What’s up, ladybug?

What’s up, ladybug?

A few weeks ago I noticed these two lovely ladybirds on my celery leaves. They were there for a reason; I had a thriving population of aphids underneath the glossy leaves and ladybirds and their larvae feed on them. These ladybirds knew that if they laid their eggs here then their larvae would have a steady food source. And that’s exactly what happened. Some time later I noticed the black larvae crawling around underneath the leaves eating the aphids. I also saw a tiny praying mantis gobbling them up too. I felt so happy that my no-spray gardening policy had taken effect. I don’t use any type of spray, homemade or otherwise on my garden, and that’s because I don’t want to kill beneficial insects that will act as predators. Sometimes the use of spray is warranted, on an indoor plant with mealybug for example, but in a vegetable garden the pests and predators generally work it out between themselves. If not, there are many other things to try before reaching for the trigger.

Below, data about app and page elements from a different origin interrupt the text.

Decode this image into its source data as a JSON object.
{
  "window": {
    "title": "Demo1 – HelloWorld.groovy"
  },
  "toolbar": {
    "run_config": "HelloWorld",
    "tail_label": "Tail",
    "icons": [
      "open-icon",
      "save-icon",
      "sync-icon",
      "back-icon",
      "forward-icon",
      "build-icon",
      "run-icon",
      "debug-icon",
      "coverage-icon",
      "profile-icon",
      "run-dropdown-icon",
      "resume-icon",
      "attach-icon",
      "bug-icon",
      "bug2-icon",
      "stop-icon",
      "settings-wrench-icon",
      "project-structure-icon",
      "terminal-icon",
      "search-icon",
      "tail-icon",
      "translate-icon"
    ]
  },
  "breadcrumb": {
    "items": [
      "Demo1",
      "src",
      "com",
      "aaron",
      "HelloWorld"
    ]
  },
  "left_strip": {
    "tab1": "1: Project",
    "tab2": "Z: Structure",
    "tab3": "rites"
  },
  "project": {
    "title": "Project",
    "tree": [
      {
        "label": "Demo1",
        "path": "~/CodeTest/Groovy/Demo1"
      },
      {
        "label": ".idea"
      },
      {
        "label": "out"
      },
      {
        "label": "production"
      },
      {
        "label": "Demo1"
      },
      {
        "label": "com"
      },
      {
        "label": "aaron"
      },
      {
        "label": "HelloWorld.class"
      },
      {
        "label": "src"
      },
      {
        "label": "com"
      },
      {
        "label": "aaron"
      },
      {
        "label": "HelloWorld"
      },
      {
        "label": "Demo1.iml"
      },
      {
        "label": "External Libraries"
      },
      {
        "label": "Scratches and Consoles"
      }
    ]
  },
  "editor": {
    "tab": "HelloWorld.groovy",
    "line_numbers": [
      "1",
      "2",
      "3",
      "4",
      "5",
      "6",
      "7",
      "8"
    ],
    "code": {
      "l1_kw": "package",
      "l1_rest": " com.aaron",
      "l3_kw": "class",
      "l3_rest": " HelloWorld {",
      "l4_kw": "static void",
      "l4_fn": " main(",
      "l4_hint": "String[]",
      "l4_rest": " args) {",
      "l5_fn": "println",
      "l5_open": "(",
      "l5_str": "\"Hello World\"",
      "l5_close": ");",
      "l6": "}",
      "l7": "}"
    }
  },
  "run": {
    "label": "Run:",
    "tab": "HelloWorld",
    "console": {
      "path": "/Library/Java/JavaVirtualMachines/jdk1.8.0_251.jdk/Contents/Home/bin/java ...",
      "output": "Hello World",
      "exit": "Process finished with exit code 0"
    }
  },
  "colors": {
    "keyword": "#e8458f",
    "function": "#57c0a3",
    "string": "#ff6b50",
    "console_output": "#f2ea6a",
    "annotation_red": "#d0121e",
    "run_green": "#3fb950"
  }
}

By | 2016-11-10T10:30:25+00:00 October 16th, 2015|Nursery|2 Comments

2 Comments

  1. Bill July 17, 2016 at 5:59 am - Reply

    Hi Laurel,

    The beetles in the photo for your “What’s up, Ladybug?” article look like 26 spot beetles.
    These beetles are herbivores and are more likely to eat your celery than aphids.

    • Laurel July 18, 2016 at 5:36 am - Reply

      Hi Bill

      Thanks for your comment. I did consider that the ladybirds could be the 26 Spotted variety but after consulting my Fauna of Melbourne book and several other sources I did feel that they were the Common Spotted Ladybird. I also had larvae and pupating stages on the plants and observed the ladybirds pupating. I understand the larvae of the 26 Spotted is yellow and this larvae was black with orange markings, as is the larvae of the Common Spotted Ladybird. I also observed the larvae feeding on the aphids and had no damage done to the celery, so felt confident that is was the right one.
      However I am in no way an entomologist and appreciate any feedback and comments that you may have.

Leave A Comment